    • TRANSACTION INFORMATION • Detailed information on all transactions with related parties; • Contracts or agreements to show the terms of the transactions; and • Segmented financial accounts with respect to the transactions, including explanations on the assumptions used. TRANSFER PRICING ANALYSIS • The choice of the tested party and reasons supporting the choice; • Details on comparables and the screening criteria for choosing the comparables; • Comparability analysis of the related party transactions and the comparables; • Details of the adjustments to be made to achieve comparability; • The transfer pricing method chosen and rationale for the choice • The determination of the arm’s length price/margin, with computation and explanations. Audit & Penalty The risk of transfer pricing audit is only moderate in Singapore at present but with the neighboring economies and key trading partners tightening their transfer pricing requirements, it is likely that over time there will be an increase in the number of tax audits that involve transfer pricing.
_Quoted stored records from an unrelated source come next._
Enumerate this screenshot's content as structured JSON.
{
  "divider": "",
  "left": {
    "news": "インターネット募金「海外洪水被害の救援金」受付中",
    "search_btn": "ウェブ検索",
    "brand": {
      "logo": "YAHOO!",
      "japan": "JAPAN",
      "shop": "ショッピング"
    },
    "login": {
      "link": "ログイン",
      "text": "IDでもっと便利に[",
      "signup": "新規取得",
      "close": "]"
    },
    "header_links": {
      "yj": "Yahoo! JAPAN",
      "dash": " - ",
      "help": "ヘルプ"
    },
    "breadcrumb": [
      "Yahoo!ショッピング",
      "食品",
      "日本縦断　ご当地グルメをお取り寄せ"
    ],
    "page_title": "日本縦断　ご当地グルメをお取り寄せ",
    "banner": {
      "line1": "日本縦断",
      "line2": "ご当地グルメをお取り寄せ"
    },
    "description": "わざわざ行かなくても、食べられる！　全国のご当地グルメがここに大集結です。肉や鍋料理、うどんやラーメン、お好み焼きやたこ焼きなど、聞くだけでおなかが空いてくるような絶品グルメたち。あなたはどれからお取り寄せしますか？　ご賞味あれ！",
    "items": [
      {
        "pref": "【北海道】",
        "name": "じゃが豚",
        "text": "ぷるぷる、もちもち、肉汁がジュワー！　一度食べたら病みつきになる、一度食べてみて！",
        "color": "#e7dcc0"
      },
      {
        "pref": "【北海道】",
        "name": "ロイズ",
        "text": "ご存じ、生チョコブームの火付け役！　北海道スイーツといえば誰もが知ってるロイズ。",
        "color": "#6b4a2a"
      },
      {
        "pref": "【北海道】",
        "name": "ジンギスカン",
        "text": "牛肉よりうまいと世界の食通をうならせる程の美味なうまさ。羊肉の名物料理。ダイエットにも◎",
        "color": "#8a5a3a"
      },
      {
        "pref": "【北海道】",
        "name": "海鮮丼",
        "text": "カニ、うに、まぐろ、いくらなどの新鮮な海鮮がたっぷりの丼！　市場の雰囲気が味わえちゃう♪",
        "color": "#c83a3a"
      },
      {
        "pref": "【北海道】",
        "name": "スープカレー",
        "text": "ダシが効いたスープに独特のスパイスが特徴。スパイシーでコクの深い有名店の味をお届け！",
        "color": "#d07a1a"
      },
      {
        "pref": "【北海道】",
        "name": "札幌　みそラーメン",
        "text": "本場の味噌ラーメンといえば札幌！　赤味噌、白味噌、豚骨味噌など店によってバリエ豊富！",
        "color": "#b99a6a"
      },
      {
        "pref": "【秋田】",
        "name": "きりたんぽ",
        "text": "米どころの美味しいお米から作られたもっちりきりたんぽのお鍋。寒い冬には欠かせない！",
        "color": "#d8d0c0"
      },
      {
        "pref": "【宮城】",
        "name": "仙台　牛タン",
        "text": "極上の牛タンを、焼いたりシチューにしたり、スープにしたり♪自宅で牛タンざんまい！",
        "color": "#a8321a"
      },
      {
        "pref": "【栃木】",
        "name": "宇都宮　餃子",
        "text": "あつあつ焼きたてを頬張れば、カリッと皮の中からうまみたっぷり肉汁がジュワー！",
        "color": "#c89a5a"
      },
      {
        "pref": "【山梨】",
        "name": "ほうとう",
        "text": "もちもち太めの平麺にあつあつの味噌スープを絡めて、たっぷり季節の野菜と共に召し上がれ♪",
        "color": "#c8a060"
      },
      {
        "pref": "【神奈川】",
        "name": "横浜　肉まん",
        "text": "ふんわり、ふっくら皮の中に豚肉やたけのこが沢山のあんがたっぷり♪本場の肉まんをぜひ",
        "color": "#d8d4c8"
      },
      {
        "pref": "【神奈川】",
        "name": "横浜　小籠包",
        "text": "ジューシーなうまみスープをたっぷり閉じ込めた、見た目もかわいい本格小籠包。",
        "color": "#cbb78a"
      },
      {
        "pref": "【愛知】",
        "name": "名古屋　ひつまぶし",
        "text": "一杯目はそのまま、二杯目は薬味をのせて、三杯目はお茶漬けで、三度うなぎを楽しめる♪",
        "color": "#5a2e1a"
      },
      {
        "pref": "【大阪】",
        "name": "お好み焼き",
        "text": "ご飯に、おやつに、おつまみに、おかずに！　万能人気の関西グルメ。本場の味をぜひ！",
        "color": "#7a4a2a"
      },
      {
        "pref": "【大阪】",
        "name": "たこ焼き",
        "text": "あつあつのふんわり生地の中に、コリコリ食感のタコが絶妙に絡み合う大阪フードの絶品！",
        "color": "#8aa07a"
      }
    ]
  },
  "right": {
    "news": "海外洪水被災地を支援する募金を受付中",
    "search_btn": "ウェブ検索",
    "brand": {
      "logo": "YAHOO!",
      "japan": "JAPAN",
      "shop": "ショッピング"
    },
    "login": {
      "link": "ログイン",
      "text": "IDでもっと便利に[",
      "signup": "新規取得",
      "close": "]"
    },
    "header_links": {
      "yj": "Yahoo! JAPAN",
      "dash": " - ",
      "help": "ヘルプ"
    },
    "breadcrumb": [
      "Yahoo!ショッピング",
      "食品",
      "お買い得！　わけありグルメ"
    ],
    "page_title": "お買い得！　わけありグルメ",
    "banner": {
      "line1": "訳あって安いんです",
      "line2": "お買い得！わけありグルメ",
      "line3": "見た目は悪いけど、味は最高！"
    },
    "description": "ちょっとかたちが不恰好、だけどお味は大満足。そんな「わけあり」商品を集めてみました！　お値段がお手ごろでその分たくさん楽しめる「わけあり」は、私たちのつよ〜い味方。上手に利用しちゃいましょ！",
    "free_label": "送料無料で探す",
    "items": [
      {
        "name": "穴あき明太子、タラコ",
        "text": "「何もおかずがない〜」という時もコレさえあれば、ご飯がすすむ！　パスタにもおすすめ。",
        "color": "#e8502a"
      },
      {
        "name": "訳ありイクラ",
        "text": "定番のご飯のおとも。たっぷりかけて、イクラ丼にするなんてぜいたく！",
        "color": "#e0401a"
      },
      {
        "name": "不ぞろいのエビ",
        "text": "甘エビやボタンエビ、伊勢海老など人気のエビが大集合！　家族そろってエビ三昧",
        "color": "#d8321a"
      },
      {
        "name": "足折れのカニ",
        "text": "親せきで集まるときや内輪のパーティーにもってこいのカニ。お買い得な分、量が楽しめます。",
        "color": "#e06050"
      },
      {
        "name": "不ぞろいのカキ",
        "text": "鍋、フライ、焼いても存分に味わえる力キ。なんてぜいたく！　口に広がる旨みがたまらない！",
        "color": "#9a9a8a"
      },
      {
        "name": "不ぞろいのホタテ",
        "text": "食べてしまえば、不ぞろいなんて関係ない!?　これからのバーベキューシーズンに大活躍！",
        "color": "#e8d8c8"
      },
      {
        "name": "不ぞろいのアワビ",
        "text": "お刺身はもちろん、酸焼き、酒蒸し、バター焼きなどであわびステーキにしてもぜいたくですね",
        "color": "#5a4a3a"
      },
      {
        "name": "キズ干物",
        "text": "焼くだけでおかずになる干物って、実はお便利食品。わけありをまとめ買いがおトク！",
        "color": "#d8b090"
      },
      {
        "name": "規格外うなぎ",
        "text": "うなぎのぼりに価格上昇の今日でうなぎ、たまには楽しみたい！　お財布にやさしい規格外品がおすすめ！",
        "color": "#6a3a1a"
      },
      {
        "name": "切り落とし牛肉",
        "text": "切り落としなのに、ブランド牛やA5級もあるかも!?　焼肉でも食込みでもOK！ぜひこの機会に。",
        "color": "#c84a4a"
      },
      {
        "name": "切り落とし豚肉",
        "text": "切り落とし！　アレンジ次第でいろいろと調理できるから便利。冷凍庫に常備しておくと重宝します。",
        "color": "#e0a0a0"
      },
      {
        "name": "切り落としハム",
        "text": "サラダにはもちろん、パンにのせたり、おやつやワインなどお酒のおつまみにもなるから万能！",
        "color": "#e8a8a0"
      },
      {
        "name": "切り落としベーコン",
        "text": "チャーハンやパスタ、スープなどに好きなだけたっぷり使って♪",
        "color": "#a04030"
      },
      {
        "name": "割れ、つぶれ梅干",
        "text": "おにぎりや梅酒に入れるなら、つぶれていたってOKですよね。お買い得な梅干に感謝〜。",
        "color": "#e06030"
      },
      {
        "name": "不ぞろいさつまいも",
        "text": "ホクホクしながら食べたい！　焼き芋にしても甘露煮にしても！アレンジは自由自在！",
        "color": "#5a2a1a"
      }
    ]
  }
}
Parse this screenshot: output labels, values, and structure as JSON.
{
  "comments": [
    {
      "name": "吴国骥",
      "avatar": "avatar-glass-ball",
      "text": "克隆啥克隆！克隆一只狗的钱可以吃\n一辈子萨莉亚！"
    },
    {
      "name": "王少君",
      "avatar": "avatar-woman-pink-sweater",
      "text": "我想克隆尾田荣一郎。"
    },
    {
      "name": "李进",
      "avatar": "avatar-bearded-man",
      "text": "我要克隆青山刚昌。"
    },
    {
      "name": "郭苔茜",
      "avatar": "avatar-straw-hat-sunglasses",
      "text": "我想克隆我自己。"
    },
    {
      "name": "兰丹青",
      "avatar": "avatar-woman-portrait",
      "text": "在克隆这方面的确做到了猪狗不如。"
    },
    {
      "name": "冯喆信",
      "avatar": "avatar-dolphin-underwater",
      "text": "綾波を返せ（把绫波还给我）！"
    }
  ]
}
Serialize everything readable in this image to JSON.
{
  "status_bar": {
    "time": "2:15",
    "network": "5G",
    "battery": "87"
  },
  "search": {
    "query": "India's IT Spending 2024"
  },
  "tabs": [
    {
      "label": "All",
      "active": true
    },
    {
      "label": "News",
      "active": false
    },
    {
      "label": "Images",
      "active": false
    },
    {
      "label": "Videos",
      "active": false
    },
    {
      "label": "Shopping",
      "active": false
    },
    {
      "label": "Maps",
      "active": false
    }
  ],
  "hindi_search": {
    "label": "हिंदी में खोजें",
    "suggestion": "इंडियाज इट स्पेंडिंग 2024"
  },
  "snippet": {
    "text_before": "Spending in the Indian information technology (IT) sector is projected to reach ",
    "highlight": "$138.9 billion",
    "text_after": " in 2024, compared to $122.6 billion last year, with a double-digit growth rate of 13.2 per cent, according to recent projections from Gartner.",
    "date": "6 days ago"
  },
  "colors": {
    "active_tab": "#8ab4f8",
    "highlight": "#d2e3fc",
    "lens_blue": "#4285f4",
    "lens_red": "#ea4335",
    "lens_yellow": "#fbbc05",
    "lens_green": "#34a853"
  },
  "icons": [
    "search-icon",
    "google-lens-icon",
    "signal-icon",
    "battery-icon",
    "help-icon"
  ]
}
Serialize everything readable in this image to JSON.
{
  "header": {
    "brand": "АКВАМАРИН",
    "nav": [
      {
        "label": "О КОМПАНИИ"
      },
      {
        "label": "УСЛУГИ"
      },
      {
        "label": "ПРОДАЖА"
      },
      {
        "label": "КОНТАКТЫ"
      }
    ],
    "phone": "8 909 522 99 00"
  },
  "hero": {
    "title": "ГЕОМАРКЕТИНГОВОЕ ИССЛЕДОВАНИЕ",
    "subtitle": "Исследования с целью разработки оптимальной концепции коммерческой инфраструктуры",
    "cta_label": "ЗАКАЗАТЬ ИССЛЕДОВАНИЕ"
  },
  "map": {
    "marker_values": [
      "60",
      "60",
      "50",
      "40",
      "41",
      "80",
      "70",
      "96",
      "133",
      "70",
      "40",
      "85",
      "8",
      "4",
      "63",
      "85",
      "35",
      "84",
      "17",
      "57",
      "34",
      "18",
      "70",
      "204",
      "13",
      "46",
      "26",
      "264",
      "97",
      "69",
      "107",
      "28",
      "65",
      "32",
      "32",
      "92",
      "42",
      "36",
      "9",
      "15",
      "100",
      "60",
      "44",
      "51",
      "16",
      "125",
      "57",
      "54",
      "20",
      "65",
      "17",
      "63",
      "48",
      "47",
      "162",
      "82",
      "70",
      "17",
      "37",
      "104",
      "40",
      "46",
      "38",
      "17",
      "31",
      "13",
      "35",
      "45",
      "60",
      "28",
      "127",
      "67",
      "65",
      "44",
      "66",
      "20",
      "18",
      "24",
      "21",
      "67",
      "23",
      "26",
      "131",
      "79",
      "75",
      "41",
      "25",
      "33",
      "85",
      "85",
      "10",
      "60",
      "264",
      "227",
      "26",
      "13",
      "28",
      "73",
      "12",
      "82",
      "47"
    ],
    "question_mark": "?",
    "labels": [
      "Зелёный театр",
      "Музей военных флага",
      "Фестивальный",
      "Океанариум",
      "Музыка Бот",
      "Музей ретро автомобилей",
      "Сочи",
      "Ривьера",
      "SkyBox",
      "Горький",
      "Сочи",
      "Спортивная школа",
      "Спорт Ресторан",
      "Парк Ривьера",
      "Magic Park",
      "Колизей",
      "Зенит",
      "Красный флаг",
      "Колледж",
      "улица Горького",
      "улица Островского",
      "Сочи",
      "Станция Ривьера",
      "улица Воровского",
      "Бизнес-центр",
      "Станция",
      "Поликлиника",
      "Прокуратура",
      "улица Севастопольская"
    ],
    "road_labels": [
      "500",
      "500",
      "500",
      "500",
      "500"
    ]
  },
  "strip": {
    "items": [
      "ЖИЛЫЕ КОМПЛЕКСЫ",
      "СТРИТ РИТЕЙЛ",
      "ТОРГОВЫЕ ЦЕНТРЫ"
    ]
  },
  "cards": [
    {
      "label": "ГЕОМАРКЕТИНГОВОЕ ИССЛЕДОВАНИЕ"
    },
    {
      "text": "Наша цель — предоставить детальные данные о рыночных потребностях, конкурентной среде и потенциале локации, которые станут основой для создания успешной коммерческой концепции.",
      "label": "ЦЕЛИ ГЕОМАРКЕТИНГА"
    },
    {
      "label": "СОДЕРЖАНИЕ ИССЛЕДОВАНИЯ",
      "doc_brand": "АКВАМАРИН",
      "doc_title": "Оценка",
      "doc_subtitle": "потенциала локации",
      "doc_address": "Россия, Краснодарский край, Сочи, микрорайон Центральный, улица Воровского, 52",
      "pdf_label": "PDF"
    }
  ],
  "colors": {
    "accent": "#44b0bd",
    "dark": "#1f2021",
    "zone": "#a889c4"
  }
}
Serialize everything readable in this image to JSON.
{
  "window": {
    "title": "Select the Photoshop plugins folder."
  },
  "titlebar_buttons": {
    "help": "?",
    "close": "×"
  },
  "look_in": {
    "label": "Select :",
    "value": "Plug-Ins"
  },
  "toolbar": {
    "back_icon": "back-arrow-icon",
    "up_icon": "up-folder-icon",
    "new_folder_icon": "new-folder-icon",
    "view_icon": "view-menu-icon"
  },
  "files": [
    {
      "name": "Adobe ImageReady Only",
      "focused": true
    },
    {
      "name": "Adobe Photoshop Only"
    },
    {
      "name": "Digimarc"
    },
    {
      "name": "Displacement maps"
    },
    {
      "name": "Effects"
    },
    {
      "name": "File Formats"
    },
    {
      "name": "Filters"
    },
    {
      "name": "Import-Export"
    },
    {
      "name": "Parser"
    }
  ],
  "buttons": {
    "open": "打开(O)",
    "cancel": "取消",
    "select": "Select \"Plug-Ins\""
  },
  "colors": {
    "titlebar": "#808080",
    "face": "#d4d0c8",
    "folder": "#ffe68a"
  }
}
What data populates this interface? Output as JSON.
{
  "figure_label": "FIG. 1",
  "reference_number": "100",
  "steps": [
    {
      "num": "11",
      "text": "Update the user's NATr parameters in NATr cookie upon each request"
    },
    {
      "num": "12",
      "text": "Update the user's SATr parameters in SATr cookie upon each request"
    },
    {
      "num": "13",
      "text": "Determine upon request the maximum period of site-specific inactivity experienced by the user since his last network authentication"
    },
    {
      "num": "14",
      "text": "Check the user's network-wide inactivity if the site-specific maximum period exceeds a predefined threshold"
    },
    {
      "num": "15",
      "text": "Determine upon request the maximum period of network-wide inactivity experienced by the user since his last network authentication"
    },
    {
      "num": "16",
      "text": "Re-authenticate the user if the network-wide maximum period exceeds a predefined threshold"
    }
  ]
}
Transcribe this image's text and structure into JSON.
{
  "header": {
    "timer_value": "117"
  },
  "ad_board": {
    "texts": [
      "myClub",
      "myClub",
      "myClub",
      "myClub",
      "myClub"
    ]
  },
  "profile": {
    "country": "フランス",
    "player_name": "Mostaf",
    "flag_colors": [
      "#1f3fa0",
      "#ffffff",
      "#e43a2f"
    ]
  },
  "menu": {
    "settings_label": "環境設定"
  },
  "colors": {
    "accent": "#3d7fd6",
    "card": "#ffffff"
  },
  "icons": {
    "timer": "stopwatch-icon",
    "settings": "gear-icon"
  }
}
There are no specific penalties regarding transfer pricing. Under general tax provisions relating to understatements of income, the penalty range is from 100% to 400% of the tax underpaid.Last updated on July 6, 2012 Copyright © 2011 Rikvin Pte Ltd
    • Helpful Links:Company RegistrationSingapore Work VisasBusiness ServicesAccounting ServicesOffshore CompanyRIKVIN PTE LTD20 Cecil Street, #14-01, Equity Plaza, Singapore 049705Main Line : (+65) 6320 1888Fax : (+65) 6438 2436Email : info@rikvin.comWebsite : www.rikvin.comReg No 200100602KEA License No 11C3030This material has been prepared by Rikvin for the exclusiveuse of the party to whom Rikvin delivers this material.This material is for informational purposes only and hasno regard to the specific investment objectives, financialsituation or particular needs of any specific recipient.Where the source of information is obtained from thirdparties, Rikvin is not responsible for, and does not acceptany liability over the content. Copyright © 2012 Rikvin Pte Ltd